On June 26, 2019, the President of the Republic of Kazakhstan signed the Decree “On measures to reduce the debt burden of citizens of the Republic of Kazakhstan”. As part of the implementation of this Decree, the Problem Loans Fund was determined by the financial operator.

These measures provided for the cancellation of only penalties and fines for unsecured consumer loans to the citizens of the country. And the cancellation of the principal debt and remuneration with a limit of up to 300 thousand tenge was provided only for certain categories of citizens: large families; families receiving survivor benefits; families with disabled children, disabled from childhood over 18 years old; recipients of state targeted social assistance; orphans; children left without parental care.

In world practice, the governments of the countries of the world pay special attention to the level of overdue debt on consumer and mortgage loans, including citizens with low income.

The significant increase in the level of such loans has historically coincided with many serious economic crises and was the cause of the US and subsequent European economic crises of 2007-2012.

In this regard, many countries take measures at the government level when the debt burden of the population increases. Such measures can be taken preventively in the form of legal and supervisory reforms, as well as in the form of restructuring and writing off the debt of citizens.

For example, in Korea, the credit amnesty for citizens was carried out twice - in 2013 and 2017. The operator of the program was the Korea Asset Management Corporation, an analogue of the Problem Loan Fund in Korea. The 2013 program provided for both restructuring and writing off part of the debt (from 30% to 70%) on consumer loans of citizens. And in 2017, the government wrote off bad loans to 1.6 million low-yield citizens of the country.

In Iceland, after the 2007 crisis, comprehensive measures were taken to reduce the debt burden of citizens.
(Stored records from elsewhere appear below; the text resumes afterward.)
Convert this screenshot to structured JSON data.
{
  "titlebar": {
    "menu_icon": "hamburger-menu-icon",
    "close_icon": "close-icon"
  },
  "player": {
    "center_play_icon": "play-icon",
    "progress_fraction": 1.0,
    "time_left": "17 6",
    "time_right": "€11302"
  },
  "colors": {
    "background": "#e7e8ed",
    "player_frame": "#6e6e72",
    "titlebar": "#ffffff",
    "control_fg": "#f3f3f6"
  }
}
Thus, a separate law was adopted, which provided for the restructuring of loans, as well as debt cancellation and the provision of financial support to the population.
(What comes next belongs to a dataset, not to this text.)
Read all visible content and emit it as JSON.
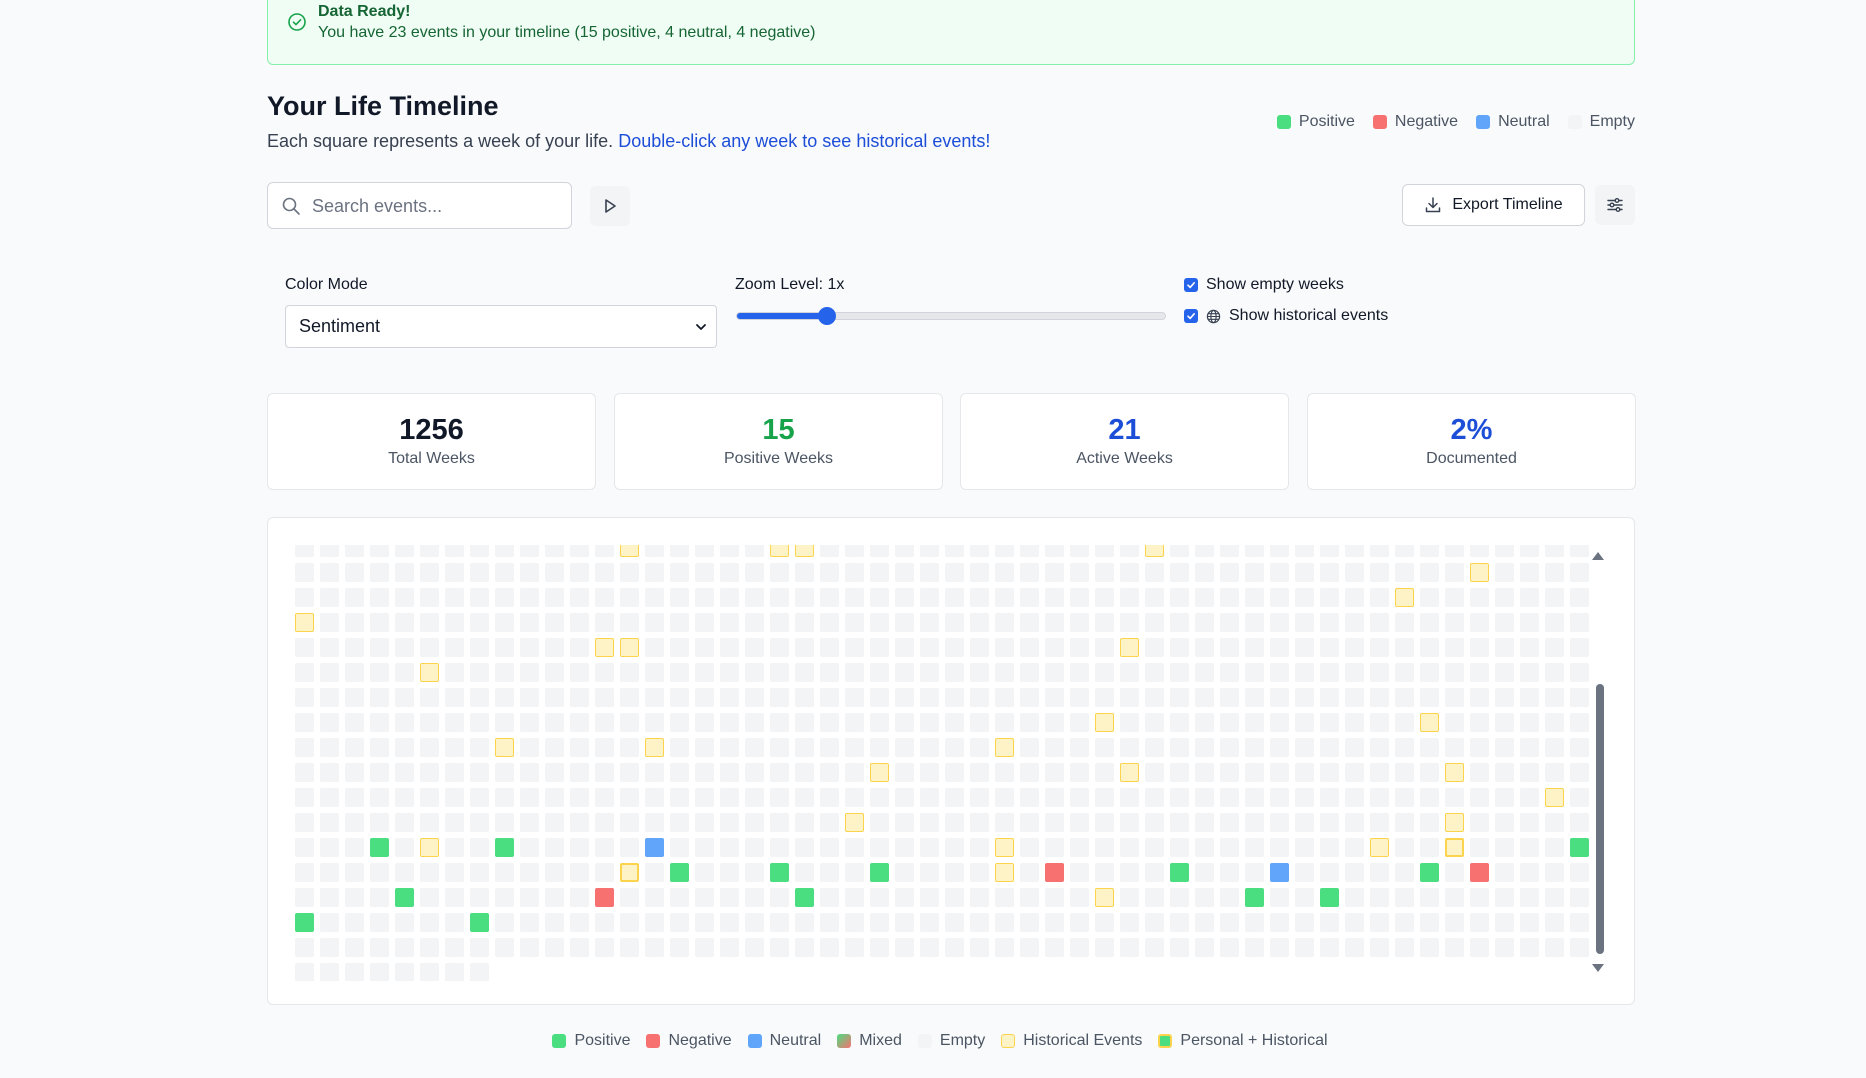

In the post-Soviet space, Azerbaijan can be cited as an example, where last year the President signed a decree on the repayment of credit debts of citizens in order to compensate for financial losses as a result of the devaluation of the national currency.

Over the years, debt relief on consumer and mortgage loans was also written off by the governments of Belgium, Georgia, Thailand, Mexico, Brazil and India, and debt restructuring on consumer and mortgage loans was carried out by the United States (in 2008), Ireland (in 1992), France ( 1995-1998), Great Britain (2008), as well as many other countries.

At the same time, within the framework of the Decree, the Head of State instructed the National Bank to take a set of regulatory measures to restrict the issuance of consumer loans by banks, including a ban on the provision of loans to citizens with incomes below the subsistence level, which will not aggravate their social situation.